» **Prompt**
Which lines in the records below hold the word "Scans"? Copy each of them.

» **Material for the task**
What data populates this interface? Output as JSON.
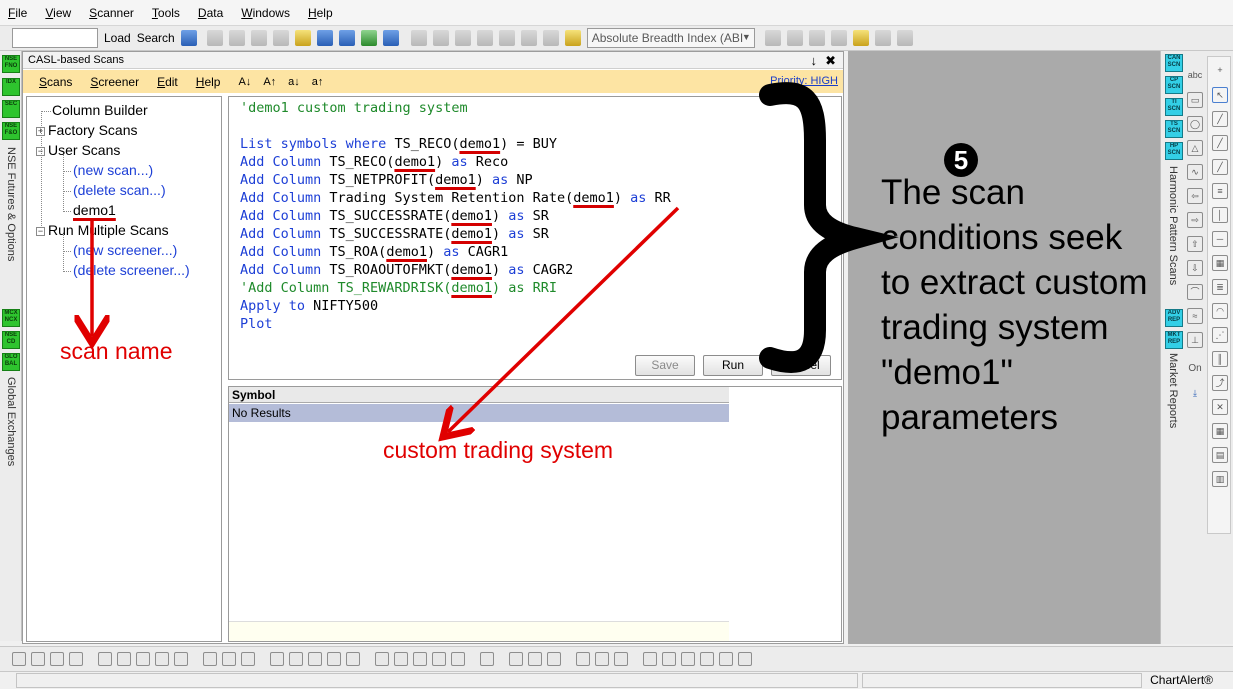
{
  "menu": [
    "File",
    "View",
    "Scanner",
    "Tools",
    "Data",
    "Windows",
    "Help"
  ],
  "toolbar": {
    "load": "Load",
    "search": "Search",
    "breadth_select": "Absolute Breadth Index (ABI"
  },
  "left_sidebar": {
    "buttons_top": [
      "NSE FNO",
      "IDX",
      "SEC",
      "NSE F&O"
    ],
    "label_top": "NSE Futures & Options",
    "buttons_bottom": [
      "MCX NCX",
      "NSE CD",
      "GLO BAL"
    ],
    "label_bottom": "Global Exchanges"
  },
  "window": {
    "title": "CASL-based Scans",
    "pin": "↓",
    "close": "✖",
    "menu": [
      "Scans",
      "Screener",
      "Edit",
      "Help"
    ],
    "font_sizes": [
      "A↓",
      "A↑",
      "a↓",
      "a↑"
    ],
    "priority": "Priority: HIGH"
  },
  "tree": {
    "column_builder": "Column Builder",
    "factory_scans": "Factory Scans",
    "user_scans": "User Scans",
    "new_scan": "(new scan...)",
    "delete_scan": "(delete scan...)",
    "demo1": "demo1",
    "run_multiple": "Run Multiple Scans",
    "new_screener": "(new screener...)",
    "delete_screener": "(delete screener...)"
  },
  "editor": {
    "comment": "'demo1 custom trading system",
    "lines": [
      {
        "kw": "List symbols where ",
        "pre": "TS_RECO(",
        "ul": "demo1",
        "post": ") = BUY"
      },
      {
        "kw": "Add Column ",
        "pre": "TS_RECO(",
        "ul": "demo1",
        "post": ") ",
        "kw2": "as",
        "tail": " Reco"
      },
      {
        "kw": "Add Column ",
        "pre": "TS_NETPROFIT(",
        "ul": "demo1",
        "post": ") ",
        "kw2": "as",
        "tail": " NP"
      },
      {
        "kw": "Add Column ",
        "pre": "Trading System Retention Rate(",
        "ul": "demo1",
        "post": ") ",
        "kw2": "as",
        "tail": " RR"
      },
      {
        "kw": "Add Column ",
        "pre": "TS_SUCCESSRATE(",
        "ul": "demo1",
        "post": ") ",
        "kw2": "as",
        "tail": " SR"
      },
      {
        "kw": "Add Column ",
        "pre": "TS_SUCCESSRATE(",
        "ul": "demo1",
        "post": ") ",
        "kw2": "as",
        "tail": " SR"
      },
      {
        "kw": "Add Column ",
        "pre": "TS_ROA(",
        "ul": "demo1",
        "post": ") ",
        "kw2": "as",
        "tail": " CAGR1"
      },
      {
        "kw": "Add Column ",
        "pre": "TS_ROAOUTOFMKT(",
        "ul": "demo1",
        "post": ") ",
        "kw2": "as",
        "tail": " CAGR2"
      }
    ],
    "commented_line": {
      "pre": "'Add Column TS_REWARDRISK(",
      "ul": "demo1",
      "post": ") as RRI"
    },
    "apply_kw": "Apply to",
    "apply_val": " NIFTY500",
    "plot": "Plot",
    "save": "Save",
    "run": "Run",
    "cancel": "Cancel"
  },
  "results": {
    "header": "Symbol",
    "row": "No Results"
  },
  "right_sidebar": {
    "buttons_top": [
      "CAN SCN",
      "CP SCN",
      "TI SCN",
      "TS SCN",
      "HP SCN"
    ],
    "label_top": "Harmonic Pattern Scans",
    "buttons_bottom": [
      "ADV REP",
      "MKT REP"
    ],
    "label_bottom": "Market Reports"
  },
  "drawing_tools": [
    "abc",
    "On"
  ],
  "status": {
    "brand": "ChartAlert®"
  },
  "annotations": {
    "scan_name": "scan name",
    "custom_trading_system": "custom trading system",
    "step": "5",
    "explanation": "The scan conditions seek to extract custom trading system \"demo1\" parameters"
  }
}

» **Task response**
    "title": "CASL-based Scans",
      "Scans",
    "factory_scans": "Factory Scans",
    "user_scans": "User Scans",
    "run_multiple": "Run Multiple Scans",
    "label_top": "Harmonic Pattern Scans",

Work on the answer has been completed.